At an August hearing immediately following the shooting, Holmes's attorneys told a judge that his client was mentally ill and time was needed to assess the extent and nature of his illness. There were also references to a notebook the former University of Colorado graduate student shared with a school psychiatrist, in which he portrayed violent acts.
Prosecutors have long argued the notebook should be made trial evidence, but the defense says it is protected by physician-patient privilege.
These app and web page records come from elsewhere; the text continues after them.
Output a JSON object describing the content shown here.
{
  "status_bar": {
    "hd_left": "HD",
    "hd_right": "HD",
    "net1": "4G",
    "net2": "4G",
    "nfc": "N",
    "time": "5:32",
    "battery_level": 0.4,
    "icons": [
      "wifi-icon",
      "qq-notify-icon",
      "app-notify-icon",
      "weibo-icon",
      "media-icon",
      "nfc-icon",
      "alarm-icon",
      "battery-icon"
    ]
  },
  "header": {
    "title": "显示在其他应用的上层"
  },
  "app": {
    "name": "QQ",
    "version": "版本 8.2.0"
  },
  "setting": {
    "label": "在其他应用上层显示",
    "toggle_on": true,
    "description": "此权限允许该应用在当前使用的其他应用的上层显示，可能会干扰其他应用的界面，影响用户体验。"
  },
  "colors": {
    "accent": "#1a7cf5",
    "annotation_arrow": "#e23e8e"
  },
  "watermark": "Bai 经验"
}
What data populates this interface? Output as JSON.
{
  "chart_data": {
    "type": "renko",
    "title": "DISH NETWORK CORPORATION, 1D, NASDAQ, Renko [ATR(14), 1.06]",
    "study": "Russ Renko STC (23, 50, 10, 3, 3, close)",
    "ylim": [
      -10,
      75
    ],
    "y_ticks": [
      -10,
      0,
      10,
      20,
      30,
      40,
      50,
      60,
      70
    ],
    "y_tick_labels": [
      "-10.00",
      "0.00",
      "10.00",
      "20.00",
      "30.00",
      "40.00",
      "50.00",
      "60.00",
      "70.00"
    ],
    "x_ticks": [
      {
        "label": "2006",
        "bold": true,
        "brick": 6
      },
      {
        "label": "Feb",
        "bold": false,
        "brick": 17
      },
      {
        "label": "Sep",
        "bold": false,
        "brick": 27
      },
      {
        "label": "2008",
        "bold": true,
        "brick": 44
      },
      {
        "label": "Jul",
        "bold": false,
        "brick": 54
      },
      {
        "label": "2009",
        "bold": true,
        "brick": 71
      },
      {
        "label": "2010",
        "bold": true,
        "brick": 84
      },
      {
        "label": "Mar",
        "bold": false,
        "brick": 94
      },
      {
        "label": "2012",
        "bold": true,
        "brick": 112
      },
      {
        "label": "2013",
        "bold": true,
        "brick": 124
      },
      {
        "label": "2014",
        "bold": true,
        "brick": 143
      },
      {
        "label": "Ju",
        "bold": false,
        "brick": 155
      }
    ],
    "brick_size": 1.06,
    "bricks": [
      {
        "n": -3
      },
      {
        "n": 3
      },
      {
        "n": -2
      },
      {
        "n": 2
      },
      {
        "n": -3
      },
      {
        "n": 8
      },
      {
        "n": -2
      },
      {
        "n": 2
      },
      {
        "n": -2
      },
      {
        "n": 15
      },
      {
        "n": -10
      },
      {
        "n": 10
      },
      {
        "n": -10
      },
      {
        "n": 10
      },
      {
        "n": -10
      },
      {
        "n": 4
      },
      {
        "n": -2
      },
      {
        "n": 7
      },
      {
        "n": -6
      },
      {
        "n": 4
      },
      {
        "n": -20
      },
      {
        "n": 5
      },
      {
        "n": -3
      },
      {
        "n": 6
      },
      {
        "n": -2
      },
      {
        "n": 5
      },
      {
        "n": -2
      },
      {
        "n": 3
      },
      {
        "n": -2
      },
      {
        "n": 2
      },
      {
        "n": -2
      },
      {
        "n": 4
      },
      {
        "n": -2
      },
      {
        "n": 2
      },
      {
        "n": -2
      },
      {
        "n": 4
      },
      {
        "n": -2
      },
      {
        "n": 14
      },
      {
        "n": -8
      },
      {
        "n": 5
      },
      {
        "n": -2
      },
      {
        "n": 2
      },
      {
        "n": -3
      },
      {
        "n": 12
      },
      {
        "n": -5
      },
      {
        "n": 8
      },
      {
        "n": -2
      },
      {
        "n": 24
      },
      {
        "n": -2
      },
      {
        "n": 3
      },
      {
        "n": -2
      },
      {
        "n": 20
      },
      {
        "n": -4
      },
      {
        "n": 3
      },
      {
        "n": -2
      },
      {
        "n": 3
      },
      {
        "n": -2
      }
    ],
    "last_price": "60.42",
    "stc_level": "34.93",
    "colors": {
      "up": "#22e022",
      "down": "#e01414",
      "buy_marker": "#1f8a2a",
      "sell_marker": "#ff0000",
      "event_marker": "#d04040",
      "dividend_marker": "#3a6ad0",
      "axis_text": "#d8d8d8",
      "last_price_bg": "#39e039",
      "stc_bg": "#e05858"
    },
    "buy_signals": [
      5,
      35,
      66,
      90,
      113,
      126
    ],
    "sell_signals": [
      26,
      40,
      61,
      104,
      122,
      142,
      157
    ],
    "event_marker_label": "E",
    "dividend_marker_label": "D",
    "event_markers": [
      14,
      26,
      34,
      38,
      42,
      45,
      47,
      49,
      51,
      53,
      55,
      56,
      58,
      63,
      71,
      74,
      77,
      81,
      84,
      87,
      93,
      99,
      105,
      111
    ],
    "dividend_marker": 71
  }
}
In a court document filed Thursday in Denver, prosecutors are accusing the defense of refusing to cooperate with document requests.
“The defendant knows that he is guilty, the defense attorneys know that he is guilty, and that both of them know that he was not criminally insane” is the inevitable conclusion of his crimes, they said.
The insanity defense will make the trial difficult for the prosecution because, in contrast to the vast majority of states, Colorado puts the burden of proof on the prosecution, rather than on the defense. That means prosecutors will have to prove that Holmes is not insane, which could be an arduous task in a case involving so many unusual variables, such as Holmes’ bomb-rigged apartment, his orange-dyed hair, reports he told the police he was the cartoon villain the Joker, his heavy reliance on a psychiatrist and prescription medicine, and so forth.